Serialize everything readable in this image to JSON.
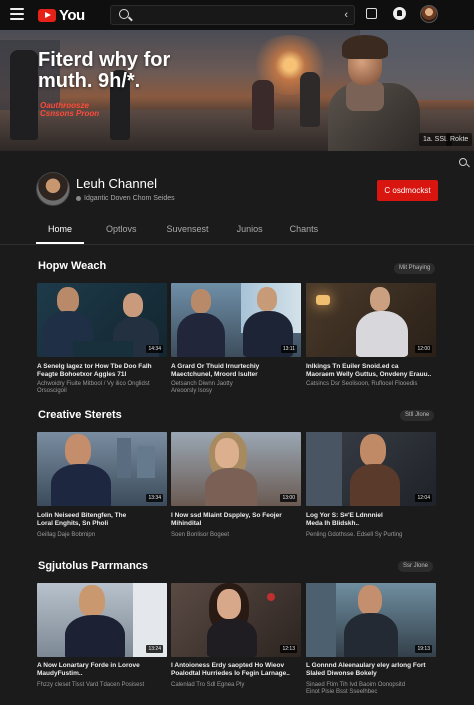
{
  "topbar": {
    "logo_text": "You",
    "search_placeholder": "",
    "icons": [
      "menu-icon",
      "search-icon",
      "mic-icon",
      "create-icon",
      "notifications-icon",
      "avatar"
    ]
  },
  "banner": {
    "title": "Fiterd why for\nmuth. 9h/*.",
    "subtitle": "Oauthroosze\nCsnsons Proon",
    "links": [
      "1a. SSL",
      "Rokte"
    ]
  },
  "channel": {
    "name": "Leuh Channel",
    "meta": "Idgantic Doven Chom Seides",
    "subscribe_label": "C osdmockst"
  },
  "tabs": [
    "Home",
    "Optlovs",
    "Suvensest",
    "Junios",
    "Chants"
  ],
  "sections": [
    {
      "title": "Hopw Weach",
      "sort": "Mit Phaying",
      "videos": [
        {
          "title": "A Senelg lagez tor How Tbe Doo Falh\nFeagte Bohoetxor Aggles 71l",
          "meta": "Achwoidry Fiuite Mitbool / Vy ilico Onglidst\nOrsoscigoil",
          "duration": "14:34"
        },
        {
          "title": "A Grard Or Thuid lrnurtechiy\nMaectchunel, Mroord lsulter",
          "meta": "Oetsanch Diwnn Jaotty\nAreoorsly Isosy",
          "duration": "13:11"
        },
        {
          "title": "Inlkings Tn Euiler Snoid.ed ca\nMaoraem Welly Guttus, Onvdeny Erauu..",
          "meta": "Catsincs Dsr Seolisoon, Ruflocel Flooedis",
          "duration": "12:00"
        }
      ]
    },
    {
      "title": "Creative Sterets",
      "sort": "Stll Jlone",
      "videos": [
        {
          "title": "Lolin Neiseed Bitengfen, The\nLoral Enghits, Sn Pholi",
          "meta": "Geillag Daje Bobmipn",
          "duration": "13:34"
        },
        {
          "title": "I Now ssd Mlaint Dsppley, So Feojer\nMihindital",
          "meta": "Soen Bonlisor Bogeet",
          "duration": "13:00"
        },
        {
          "title": "Log Yor S: S¤'E Ldnnniel\nMeda Ih Blidskh..",
          "meta": "Penling Gdothsse. Edsell Sy Purting",
          "duration": "12:04"
        }
      ]
    },
    {
      "title": "Sgjutolus Parrmancs",
      "sort": "Ssr Jlone",
      "videos": [
        {
          "title": "A Now Lonartary Forde in Lorove\nMaudyFustim..",
          "meta": "Fhzzy cleset Tisst Vard Tdacen Posisest",
          "duration": "13:24"
        },
        {
          "title": "I Antoioness Erdy saopted Ho Wieov\nPoalodtal Hurriedes Io Fegin Larnage..",
          "meta": "Calenlad Tro Sdl Egnea Ply\n",
          "duration": "12:13"
        },
        {
          "title": "L Gonnnd Aleenaulary eley arlong Fort\nSlaled Diwonse Bokely",
          "meta": "Sinaed Ftim Tih Ivd Baoim Oonopsitd\nEinot Pisie Bsst Sseelhbec",
          "duration": "19:13"
        }
      ]
    }
  ],
  "colors": {
    "accent": "#d91510",
    "background": "#1b1b1b",
    "topbar": "#0f0f0f"
  }
}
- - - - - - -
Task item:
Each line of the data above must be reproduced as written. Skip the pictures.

Exercise answer:
Serialize everything readable in this image to JSON.
{
  "topbar": {
    "logo_text": "You",
    "search_placeholder": "",
    "icons": [
      "menu-icon",
      "search-icon",
      "mic-icon",
      "create-icon",
      "notifications-icon",
      "avatar"
    ]
  },
  "banner": {
    "title": "Fiterd why for\nmuth. 9h/*.",
    "subtitle": "Oauthroosze\nCsnsons Proon",
    "links": [
      "1a. SSL",
      "Rokte"
    ]
  },
  "channel": {
    "name": "Leuh Channel",
    "meta": "Idgantic Doven Chom Seides",
    "subscribe_label": "C osdmockst"
  },
  "tabs": [
    "Home",
    "Optlovs",
    "Suvensest",
    "Junios",
    "Chants"
  ],
  "sections": [
    {
      "title": "Hopw Weach",
      "sort": "Mit Phaying",
      "videos": [
        {
          "title": "A Senelg lagez tor How Tbe Doo Falh\nFeagte Bohoetxor Aggles 71l",
          "meta": "Achwoidry Fiuite Mitbool / Vy ilico Onglidst\nOrsoscigoil",
          "duration": "14:34"
        },
        {
          "title": "A Grard Or Thuid lrnurtechiy\nMaectchunel, Mroord lsulter",
          "meta": "Oetsanch Diwnn Jaotty\nAreoorsly Isosy",
          "duration": "13:11"
        },
        {
          "title": "Inlkings Tn Euiler Snoid.ed ca\nMaoraem Welly Guttus, Onvdeny Erauu..",
          "meta": "Catsincs Dsr Seolisoon, Ruflocel Flooedis",
          "duration": "12:00"
        }
      ]
    },
    {
      "title": "Creative Sterets",
      "sort": "Stll Jlone",
      "videos": [
        {
          "title": "Lolin Neiseed Bitengfen, The\nLoral Enghits, Sn Pholi",
          "meta": "Geillag Daje Bobmipn",
          "duration": "13:34"
        },
        {
          "title": "I Now ssd Mlaint Dsppley, So Feojer\nMihindital",
          "meta": "Soen Bonlisor Bogeet",
          "duration": "13:00"
        },
        {
          "title": "Log Yor S: S¤'E Ldnnniel\nMeda Ih Blidskh..",
          "meta": "Penling Gdothsse. Edsell Sy Purting",
          "duration": "12:04"
        }
      ]
    },
    {
      "title": "Sgjutolus Parrmancs",
      "sort": "Ssr Jlone",
      "videos": [
        {
          "title": "A Now Lonartary Forde in Lorove\nMaudyFustim..",
          "meta": "Fhzzy cleset Tisst Vard Tdacen Posisest",
          "duration": "13:24"
        },
        {
          "title": "I Antoioness Erdy saopted Ho Wieov\nPoalodtal Hurriedes Io Fegin Larnage..",
          "meta": "Calenlad Tro Sdl Egnea Ply\n",
          "duration": "12:13"
        },
        {
          "title": "L Gonnnd Aleenaulary eley arlong Fort\nSlaled Diwonse Bokely",
          "meta": "Sinaed Ftim Tih Ivd Baoim Oonopsitd\nEinot Pisie Bsst Sseelhbec",
          "duration": "19:13"
        }
      ]
    }
  ],
  "colors": {
    "accent": "#d91510",
    "background": "#1b1b1b",
    "topbar": "#0f0f0f"
  }
}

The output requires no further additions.